Task objective: Read the data below. Every line holding the string "текст" must be copied.

Entries supplied:
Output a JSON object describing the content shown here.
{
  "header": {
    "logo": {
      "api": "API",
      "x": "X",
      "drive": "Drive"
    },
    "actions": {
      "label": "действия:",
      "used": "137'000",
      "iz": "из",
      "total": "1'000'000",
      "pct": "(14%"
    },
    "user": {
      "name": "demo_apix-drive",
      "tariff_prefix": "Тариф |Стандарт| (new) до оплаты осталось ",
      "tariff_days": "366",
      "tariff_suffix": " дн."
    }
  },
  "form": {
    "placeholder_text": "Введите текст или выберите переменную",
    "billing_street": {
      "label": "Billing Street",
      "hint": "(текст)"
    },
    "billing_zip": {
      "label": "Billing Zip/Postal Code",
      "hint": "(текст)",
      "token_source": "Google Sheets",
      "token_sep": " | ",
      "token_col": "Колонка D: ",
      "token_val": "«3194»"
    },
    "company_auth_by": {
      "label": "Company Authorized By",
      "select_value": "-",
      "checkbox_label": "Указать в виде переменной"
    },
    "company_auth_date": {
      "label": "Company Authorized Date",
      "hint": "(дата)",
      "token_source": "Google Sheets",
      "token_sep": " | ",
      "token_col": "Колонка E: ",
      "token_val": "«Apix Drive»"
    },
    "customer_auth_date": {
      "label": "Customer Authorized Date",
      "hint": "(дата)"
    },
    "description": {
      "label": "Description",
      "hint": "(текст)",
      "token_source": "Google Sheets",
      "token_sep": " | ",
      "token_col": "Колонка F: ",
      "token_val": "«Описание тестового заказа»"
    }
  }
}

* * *

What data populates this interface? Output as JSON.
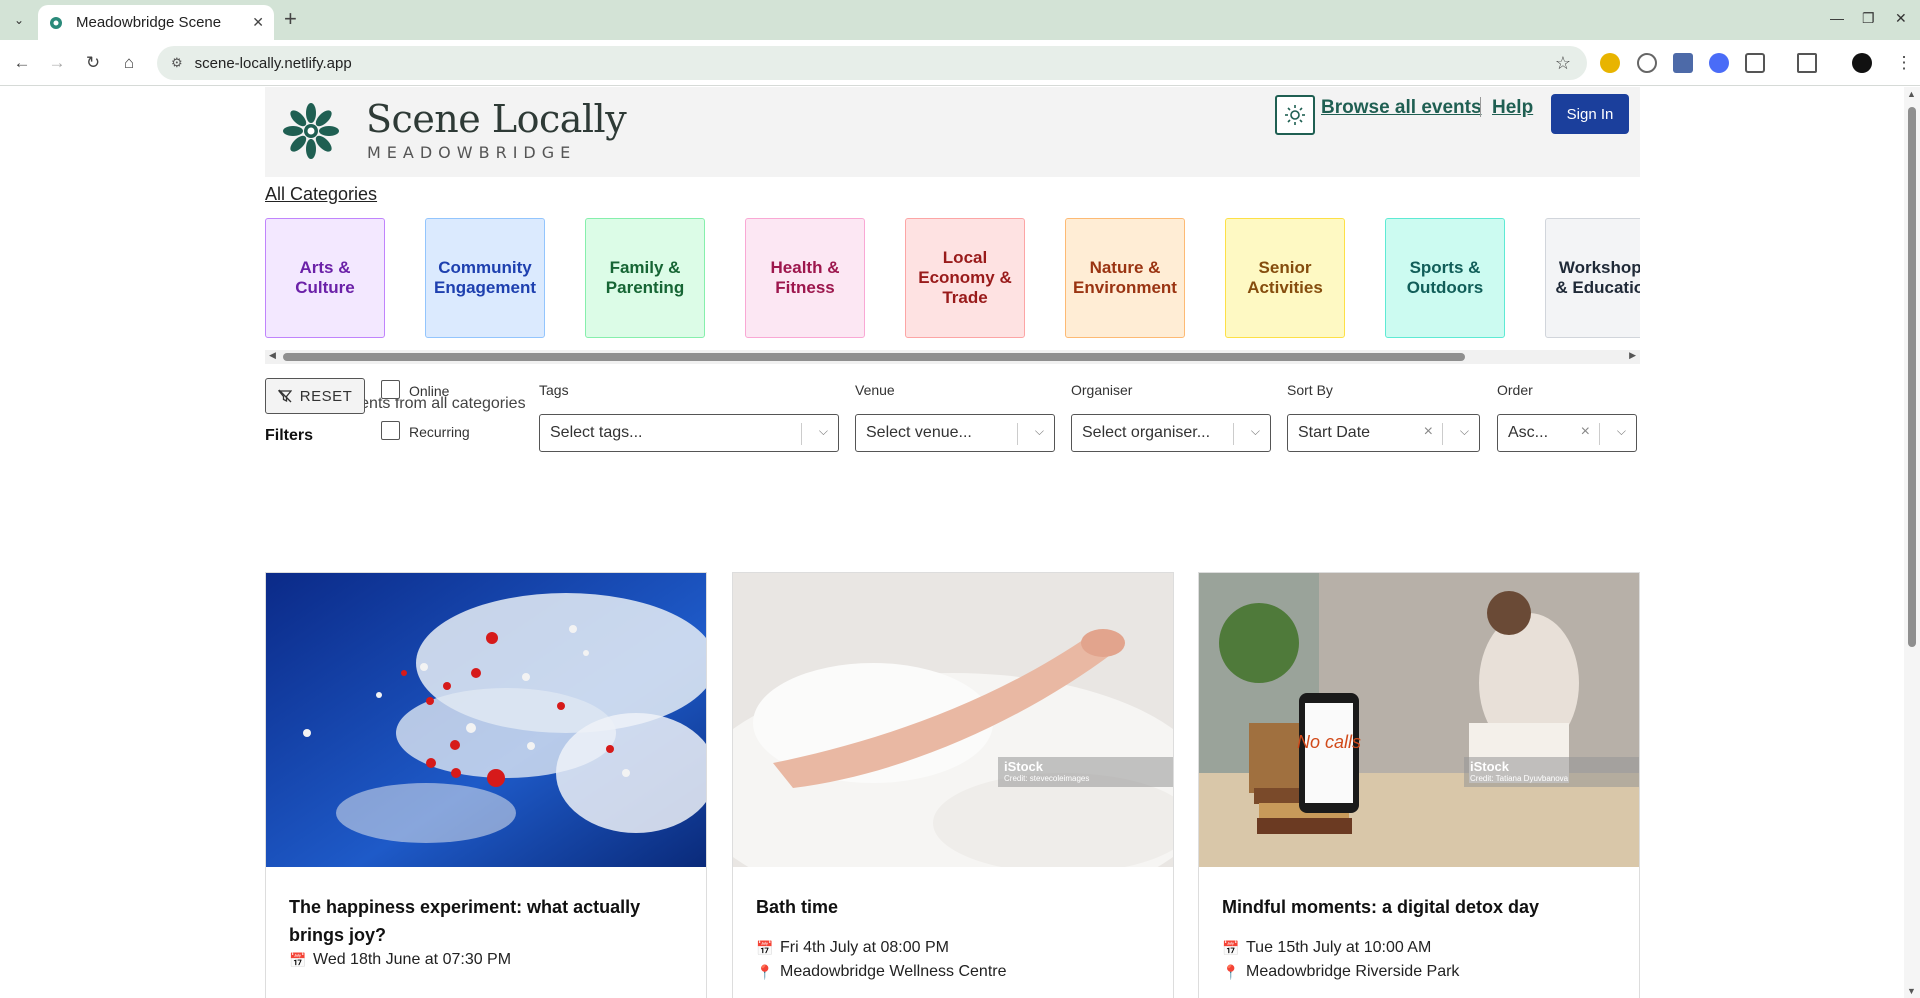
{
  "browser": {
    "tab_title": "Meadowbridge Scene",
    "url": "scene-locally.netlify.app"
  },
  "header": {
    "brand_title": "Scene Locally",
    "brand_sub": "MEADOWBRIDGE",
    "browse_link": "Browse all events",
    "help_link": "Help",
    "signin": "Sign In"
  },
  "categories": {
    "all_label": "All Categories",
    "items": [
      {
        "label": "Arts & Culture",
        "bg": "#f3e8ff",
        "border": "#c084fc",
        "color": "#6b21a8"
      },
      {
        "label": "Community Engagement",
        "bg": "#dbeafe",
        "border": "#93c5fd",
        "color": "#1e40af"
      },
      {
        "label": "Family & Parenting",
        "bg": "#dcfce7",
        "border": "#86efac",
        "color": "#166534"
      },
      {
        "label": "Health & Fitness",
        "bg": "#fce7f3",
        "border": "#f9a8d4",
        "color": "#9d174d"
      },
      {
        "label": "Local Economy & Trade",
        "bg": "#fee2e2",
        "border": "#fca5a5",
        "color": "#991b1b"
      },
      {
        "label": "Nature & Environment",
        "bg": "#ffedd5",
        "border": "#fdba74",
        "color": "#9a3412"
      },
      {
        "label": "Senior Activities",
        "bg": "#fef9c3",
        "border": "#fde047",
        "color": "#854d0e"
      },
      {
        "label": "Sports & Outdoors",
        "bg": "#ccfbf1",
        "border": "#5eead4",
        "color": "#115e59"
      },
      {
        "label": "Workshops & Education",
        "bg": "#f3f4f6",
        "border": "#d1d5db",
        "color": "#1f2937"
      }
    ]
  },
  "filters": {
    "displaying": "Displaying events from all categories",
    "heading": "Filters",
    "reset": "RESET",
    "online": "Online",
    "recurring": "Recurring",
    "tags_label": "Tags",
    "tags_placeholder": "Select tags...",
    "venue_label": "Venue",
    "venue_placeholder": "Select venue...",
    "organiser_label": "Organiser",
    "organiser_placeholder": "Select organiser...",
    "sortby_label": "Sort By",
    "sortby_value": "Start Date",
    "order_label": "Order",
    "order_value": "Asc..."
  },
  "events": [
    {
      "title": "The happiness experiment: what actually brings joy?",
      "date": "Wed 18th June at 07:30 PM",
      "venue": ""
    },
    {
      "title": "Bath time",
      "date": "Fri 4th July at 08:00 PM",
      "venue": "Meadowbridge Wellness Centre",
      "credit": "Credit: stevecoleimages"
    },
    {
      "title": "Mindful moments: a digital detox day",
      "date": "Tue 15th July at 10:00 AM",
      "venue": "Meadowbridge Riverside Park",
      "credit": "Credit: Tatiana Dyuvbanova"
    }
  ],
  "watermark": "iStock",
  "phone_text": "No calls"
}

Solution to this problem:
    "placeholder_text": "Введите текст или выберите переменную",
      "hint": "(текст)"
      "hint": "(текст)",
      "hint": "(текст)",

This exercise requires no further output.